Cardiac Preload and Afterload - page 3
by orca1 | 124,191 Views | 22 Comments
Hi, I need help from the professionals :) I am being tested tomorrow on cardiac and was wondering if anyone in the critical care field can explain preload and afterload in student nurses terms;) I am a bit confused and... Read More
- 1Sep 11, '10 by xXtjhcXxThank you for taking time to explain and give analogies about preload and afterload! I have an exam covering cardiac this coming Tuesday. I was so confused about the whole concept, but after reading many posts of caring nurses, I do understand it now! Thanks alot!

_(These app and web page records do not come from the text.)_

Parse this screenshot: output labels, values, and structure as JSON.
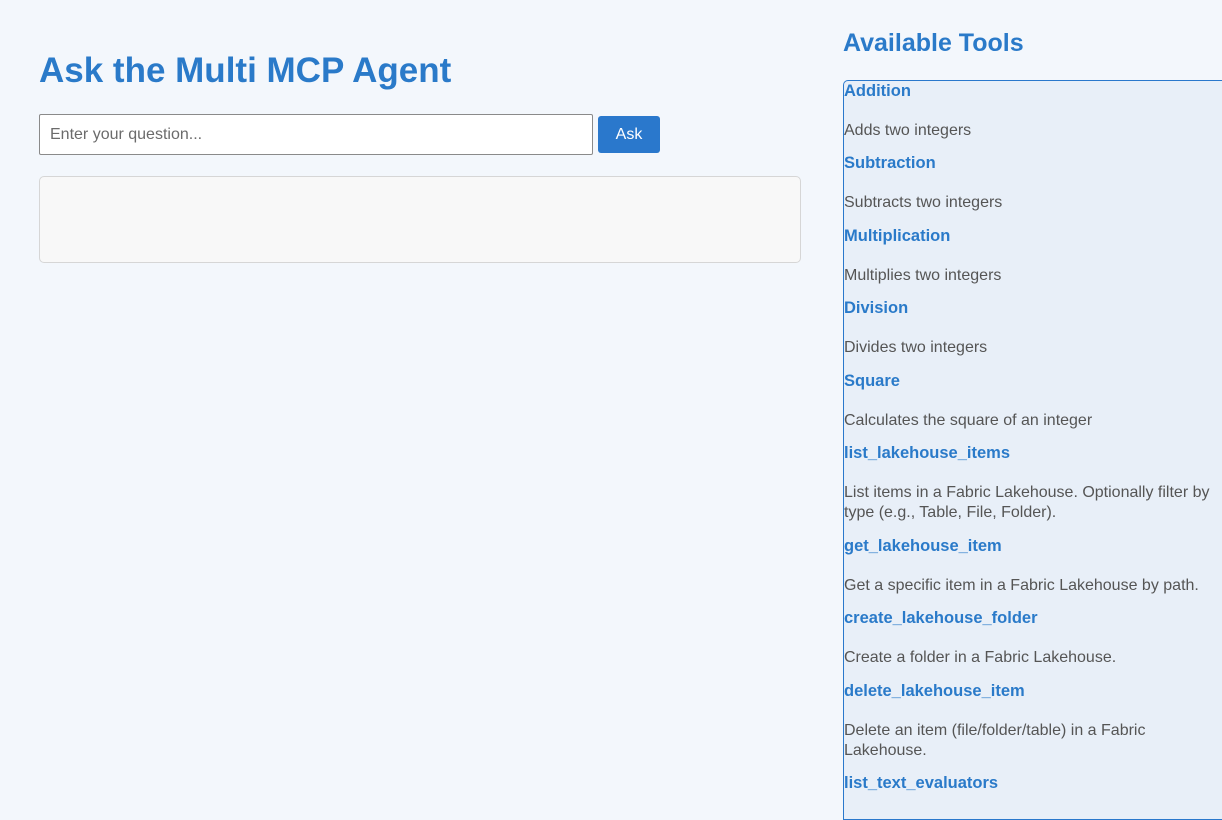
{
  "main": {
    "title": "Ask the Multi MCP Agent",
    "question_placeholder": "Enter your question...",
    "question_value": "",
    "ask_label": "Ask",
    "answer": ""
  },
  "sidebar": {
    "title": "Available Tools",
    "tools": [
      {
        "name": "Addition",
        "description": "Adds two integers"
      },
      {
        "name": "Subtraction",
        "description": "Subtracts two integers"
      },
      {
        "name": "Multiplication",
        "description": "Multiplies two integers"
      },
      {
        "name": "Division",
        "description": "Divides two integers"
      },
      {
        "name": "Square",
        "description": "Calculates the square of an integer"
      },
      {
        "name": "list_lakehouse_items",
        "description": "List items in a Fabric Lakehouse. Optionally filter by type (e.g., Table, File, Folder)."
      },
      {
        "name": "get_lakehouse_item",
        "description": "Get a specific item in a Fabric Lakehouse by path."
      },
      {
        "name": "create_lakehouse_folder",
        "description": "Create a folder in a Fabric Lakehouse."
      },
      {
        "name": "delete_lakehouse_item",
        "description": "Delete an item (file/folder/table) in a Fabric Lakehouse."
      },
      {
        "name": "list_text_evaluators",
        "description": ""
      }
    ]
  },
  "colors": {
    "accent": "#2a7ac9",
    "button": "#2a78cc",
    "page_background": "#f3f7fc",
    "panel_background": "#e8eff8"
  }
}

- 0Jul 29, '12 by CBLNurse2BeQuote from joeyzstjWonderful explanation! I have a deep love for cardio! That's a good way of putting it, thanks! I'm only a student, so my deep love may very well change. But, I can honestly say that cardio is one of the only things that I can sit down to read and be completely locked into and intrigued by. I'm a cardio nerd! Heh. Thanks, again! I'll remember this.Think of preload in relation to a rubber band. If you remember back to Anatomy and Physiology class, there is an optimal point in which you can stretch a muscle fiber and it will have the most effiency. I belive its 120% of the orginal length of the muscle fiber. Sooooo..........think of a rubber band. You stretch it a little and let go and it barely moves. You pull it back farther and farther it really starts to snap back hard. You pull it back unti you cant pull it anymore and it snaps the strongest. This is the same concept as preload............you are Preloading the cardiac muscle sarcomere (muscle fibers) by giving volume we stretch the heart far enough that we get a good snap from the heart. Afterload is the resistance that the heart pumps against when it ejects the blood. Its actually the measurement of Left ventricular wall tension during systole. SO, we preload the heart with a certain volume and then we eject it. Now, afterload will be high if we have to eject that volume through something the size of a coffee stirer. Afterload will be low if we eject the volume through a vessel the size of a car tire. On a extra note, CHF is similar to us stretching that rubber band sooooo far that it loses its optimal stretch. We stretch it out so far that it is beyond that 120% point and is too lose and streched out to recoil well. That is CHF in essence.